By Jayson Knight
Grady County’s courthouse, in Chickasha, will soon see some improvements. District 1 Commissioner Zac Davis said he has contacted a construction company about repairing some of the 88-year-old infrastructure at the courthouse.
In 2022, the Grady County Courthouse was closed 14 days for plumbing issues.
“We started talking about that in probably January, February,” Commissioner Davis said Monday, October 2, “right after I came into office. The courthouse is pretty much all original since 1935, all the wiring, all the plumbing, everything is original to the courthouse, and it’s just been neglected for years. We haven’t had any major work done to it in years and years and years, and we’ve just constantly got plumbers coming in and out. The bathrooms are outdated, way outdated, and we don’t have really any bathroom that is really ADA (Americans with Disabilities Act) compliant. I made a phone call to CMS Willowbrook and we kind of started the process, and hopefully by the time it’s all said and done, we’ll have complete remodels on all the bathrooms with new fixtures, new stalls. Hopefully, down in the basement, we’re going to get a couple of ADA compliant bathrooms put in, and new electrical throughout. We’ll also be upgrading everything to LED, that’ll help with keeping bills down. We’re going to try to lower the electric bill a little bit. We have jurors who come into the courthouse, and the people deserve to be able to go to a place in 2023, and be able to go in and use the bathroom and not have to worry about having to go across the street or anything to that effect.”
Aside from making the courthouse more efficient, the work will also help to make county residents more comfortable while visiting.
“It’s just time to do some work on our courthouse,” Davis said. “It’s the people’s house, and we’ve got the money to do it and it’s time to do it. We’re going to do that down in the basement. That’s really the only two places we’re going to be able to get ADA compliant. It’s not ideal. That’s kind of just what we’re stuck with. We’re going to redo the bathrooms downstairs, and relocate some toilets downstairs, and just try to do better.
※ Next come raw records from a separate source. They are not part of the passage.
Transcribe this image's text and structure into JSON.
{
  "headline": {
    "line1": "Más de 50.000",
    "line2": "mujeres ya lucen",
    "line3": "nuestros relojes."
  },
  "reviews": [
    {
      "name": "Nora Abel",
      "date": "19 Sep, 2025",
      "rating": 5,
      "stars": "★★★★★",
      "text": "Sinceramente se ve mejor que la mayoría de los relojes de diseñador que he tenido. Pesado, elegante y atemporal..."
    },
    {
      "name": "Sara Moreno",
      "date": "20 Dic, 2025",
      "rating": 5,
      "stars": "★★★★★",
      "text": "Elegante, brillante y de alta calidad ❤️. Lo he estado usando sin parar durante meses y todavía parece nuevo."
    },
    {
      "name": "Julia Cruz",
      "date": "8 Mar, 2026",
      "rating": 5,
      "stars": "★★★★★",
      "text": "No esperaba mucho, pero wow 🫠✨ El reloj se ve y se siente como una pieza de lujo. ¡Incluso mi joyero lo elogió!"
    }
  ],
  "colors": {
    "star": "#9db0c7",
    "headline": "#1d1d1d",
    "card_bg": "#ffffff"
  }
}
I imagine that’s kind of a standard thing for courthouses. There’s a bathroom down there right now that is all copper wire. All the plumbing is copper in that building and we’ve got a bathroom right now that is shut down, because we need to tear the walls out to fix the plumbing. It’s going to be a lot of work, I imagine. To relocate pipes and stuff like that, you’re going to have to pull some floors up that’s original from the building and all that. It hurts my feelers to do all that, but at the end of the day, to get progress and to get it brought up to code, and to make it to where we don’t have plumbers in there every week, working on bathrooms and stuff, we’re just going to have to do it.
“The old pipes actually sag, so it catches toilet paper and debris and stuff in those sagging pipes. You can only get so much in there before you have to have plumbers come out and remove it. It’s costing a lot of money to do that. Just two or three weeks ago, we had a water line break in the attic and fortunately we found it in time, and we didn’t get a bunch of documents wet, but we got a few of them wet, and they had to do some repairs. There was also water damage repaired in one of the court rooms, and we’re just trying to prevent that. It’s an old building. It’s a beautiful old building, and it just needs some love.”
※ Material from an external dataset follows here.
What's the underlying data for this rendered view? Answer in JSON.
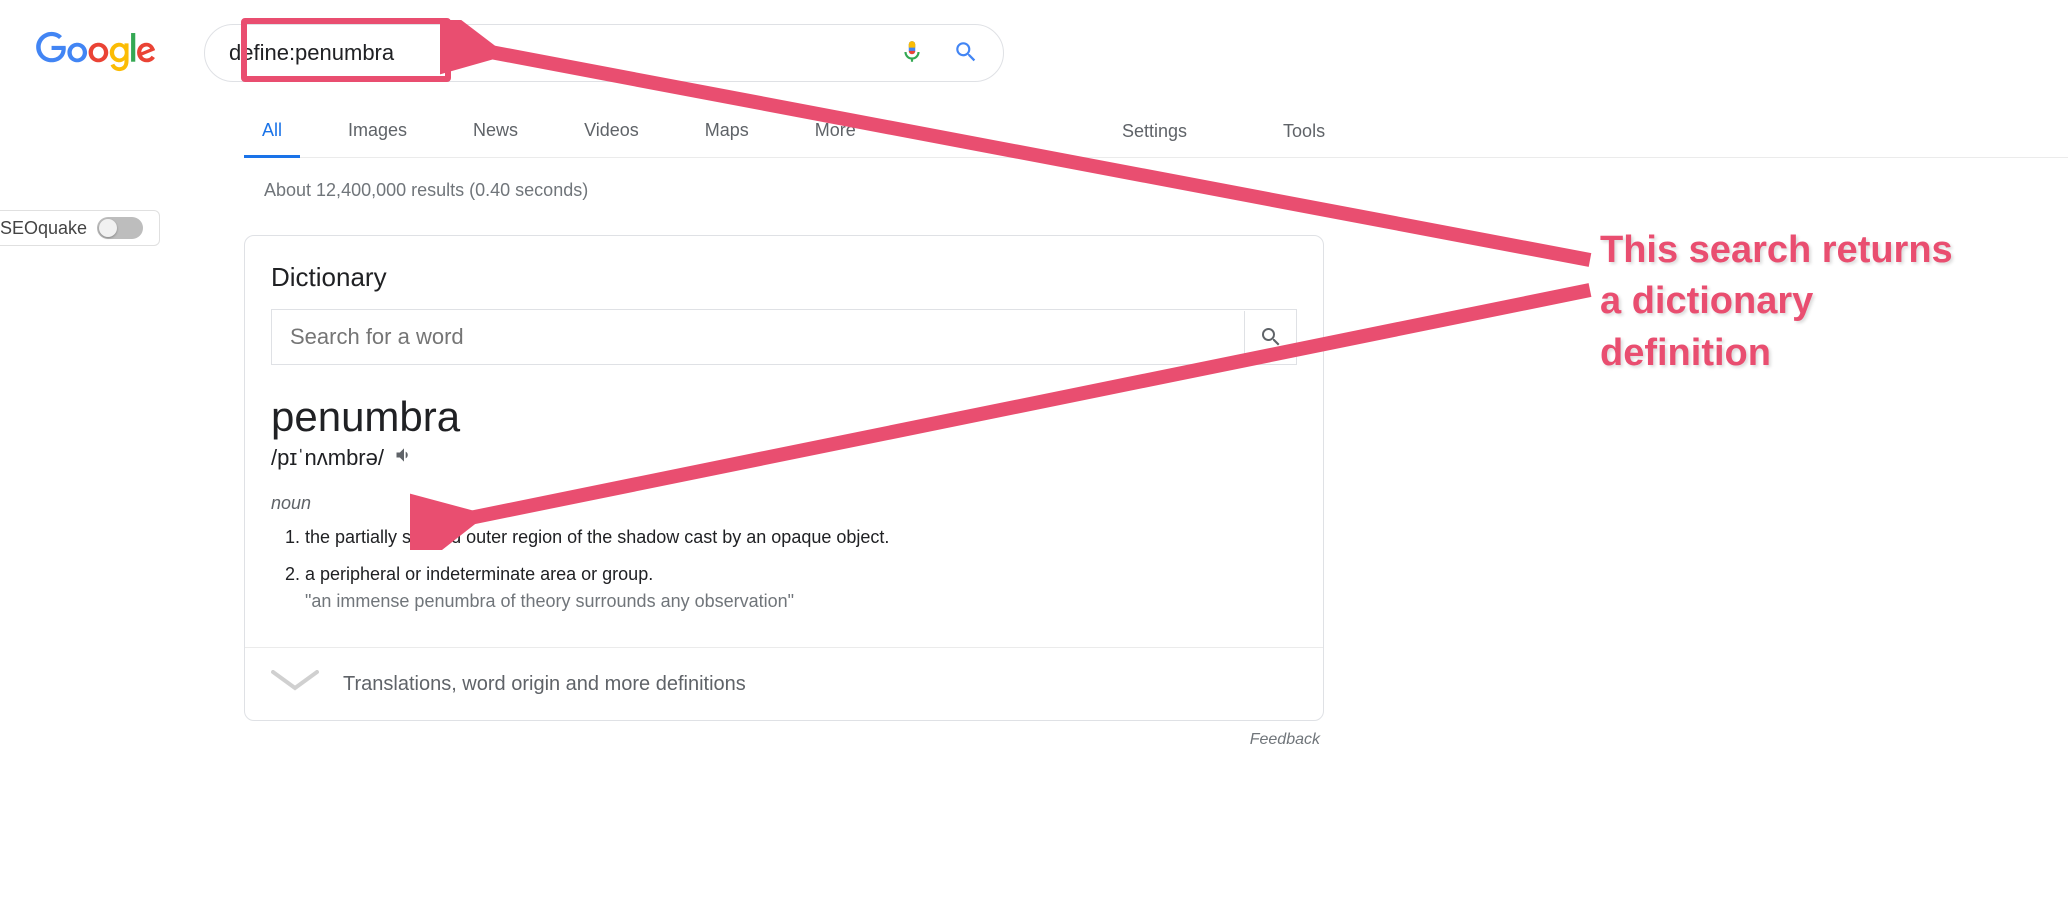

The construction is expected to begin toward the end of the year.
“Of course, there’s a lot of people that are involved in this,” the commissioner said. “There’s electrical engineers involved in this. There’s plumbing involved in it. There’s architects involved. It’s a pretty elaborate process, and I currently have meetings set up with them every Thursday. We have a huddle every Thursday morning to talk about it and get progress on it.”
As far as how people will enter or exit the courthouse, “It won’t have any effect on any of that,” Davis said. “All that will be the same, just hopefully they’ll have nice bathrooms that they’ll be able to go use, and they’ll be cleaner and more comfortable.”
Commissioners have not been presented an official estimate on the project yet, but they are awaiting a response from an estimator.
“Hopefully, here in the next month or so, we’ll know for sure,” Davis said. “They said a couple of weeks, but with the way contractors and architects work, it’s usually about two weeks after they say so. We’ll have a figure on it sometime in the next week or so.”